* **Task**
Search the records for lines with the word "letter" and copy each match.

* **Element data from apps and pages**
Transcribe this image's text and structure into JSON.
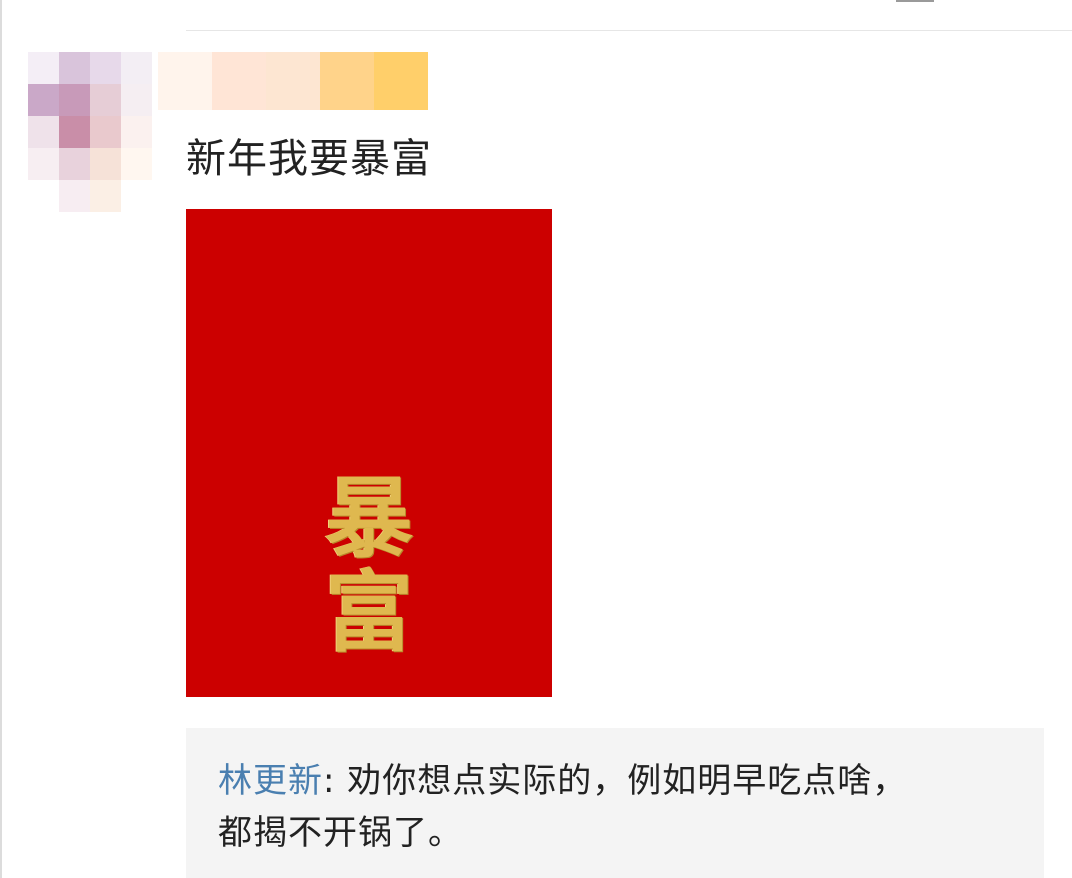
{
  "post": {
    "text": "新年我要暴富"
  },
  "image": {
    "envelope_color": "#cc0000",
    "gold_color": "#dfb84f",
    "chars": [
      "暴",
      "富"
    ]
  },
  "comment": {
    "author": "林更新",
    "separator": ": ",
    "line1": "劝你想点实际的，例如明早吃点啥，",
    "line2": "都揭不开锅了。"
  }
}
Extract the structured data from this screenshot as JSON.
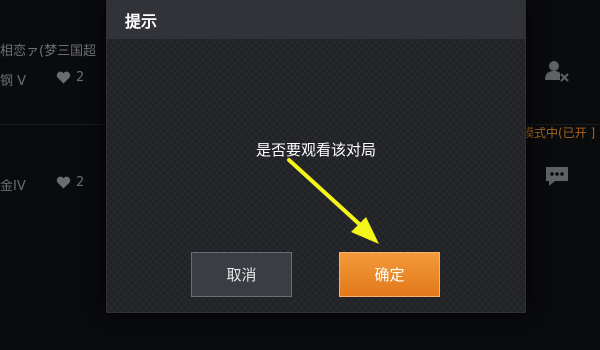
{
  "background_list": [
    {
      "name": "相恋ァ(梦三国超",
      "rank": "钢 V",
      "likes": "2"
    },
    {
      "name": "",
      "rank": "金IV",
      "likes": "2"
    }
  ],
  "side": {
    "mode_text": "模式中(已开 ]"
  },
  "dialog": {
    "title": "提示",
    "message": "是否要观看该对局",
    "cancel_label": "取消",
    "confirm_label": "确定"
  },
  "colors": {
    "confirm_button": "#e8842a",
    "annotation_arrow": "#f5f51a"
  },
  "icons": [
    "heart-icon",
    "user-remove-icon",
    "chat-icon",
    "arrow-annotation"
  ]
}
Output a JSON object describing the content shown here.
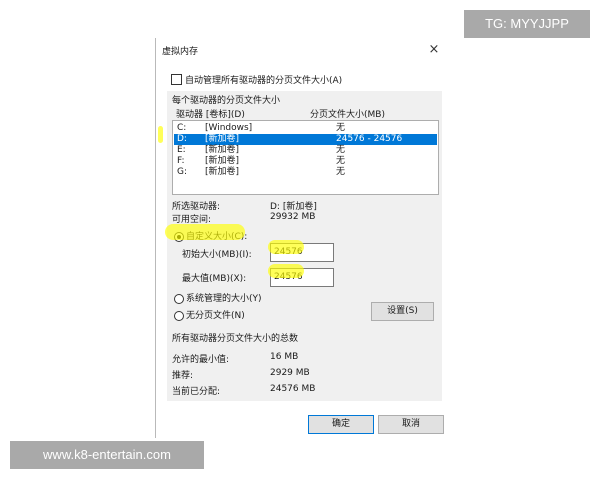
{
  "watermarks": {
    "top_right": "TG: MYYJJPP",
    "bottom_left": "www.k8-entertain.com"
  },
  "dialog": {
    "title": "虚拟内存",
    "close_glyph": "×",
    "auto_manage_label": "自动管理所有驱动器的分页文件大小(A)",
    "auto_manage_checked": false,
    "drives_group": {
      "title": "每个驱动器的分页文件大小",
      "col_drive": "驱动器 [卷标](D)",
      "col_size": "分页文件大小(MB)",
      "rows": [
        {
          "letter": "C:",
          "label": "[Windows]",
          "size": "无",
          "selected": false
        },
        {
          "letter": "D:",
          "label": "[新加卷]",
          "size": "24576 - 24576",
          "selected": true
        },
        {
          "letter": "E:",
          "label": "[新加卷]",
          "size": "无",
          "selected": false
        },
        {
          "letter": "F:",
          "label": "[新加卷]",
          "size": "无",
          "selected": false
        },
        {
          "letter": "G:",
          "label": "[新加卷]",
          "size": "无",
          "selected": false
        }
      ],
      "selected_drive_label": "所选驱动器:",
      "selected_drive_value": "D:  [新加卷]",
      "free_space_label": "可用空间:",
      "free_space_value": "29932 MB",
      "custom_size_label": "自定义大小(C):",
      "initial_size_label": "初始大小(MB)(I):",
      "initial_size_value": "24576",
      "max_size_label": "最大值(MB)(X):",
      "max_size_value": "24576",
      "system_managed_label": "系统管理的大小(Y)",
      "no_paging_label": "无分页文件(N)",
      "selected_option": "custom",
      "set_button": "设置(S)"
    },
    "totals_group": {
      "title": "所有驱动器分页文件大小的总数",
      "min_allowed_label": "允许的最小值:",
      "min_allowed_value": "16 MB",
      "recommended_label": "推荐:",
      "recommended_value": "2929 MB",
      "current_label": "当前已分配:",
      "current_value": "24576 MB"
    },
    "ok_button": "确定",
    "cancel_button": "取消"
  },
  "colors": {
    "selection": "#0078d7",
    "highlight": "#ffff00",
    "panel": "#f0f0f0"
  }
}
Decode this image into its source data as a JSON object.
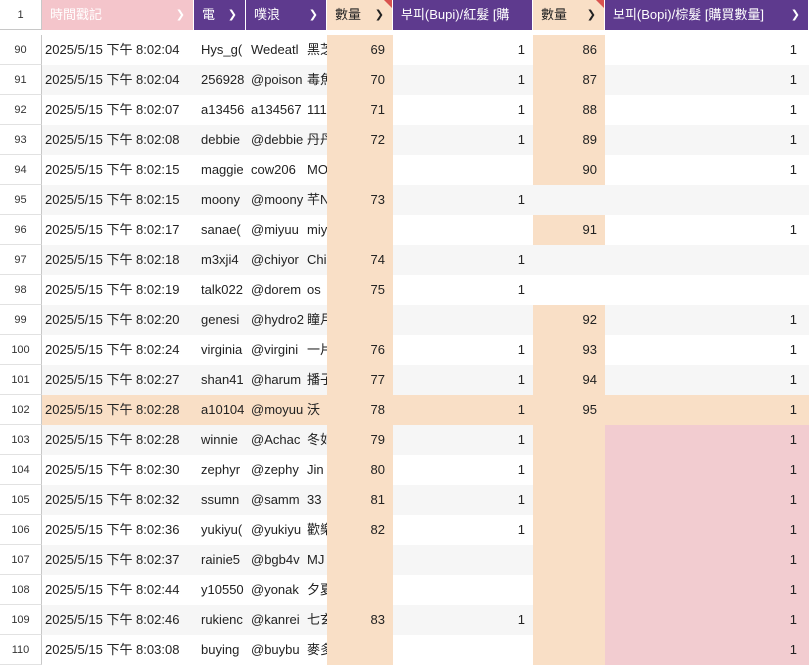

* **Exercise answer**
          "letter": "C:",
          "letter": "D:",
          "letter": "E:",
          "letter": "F:",
          "letter": "G:",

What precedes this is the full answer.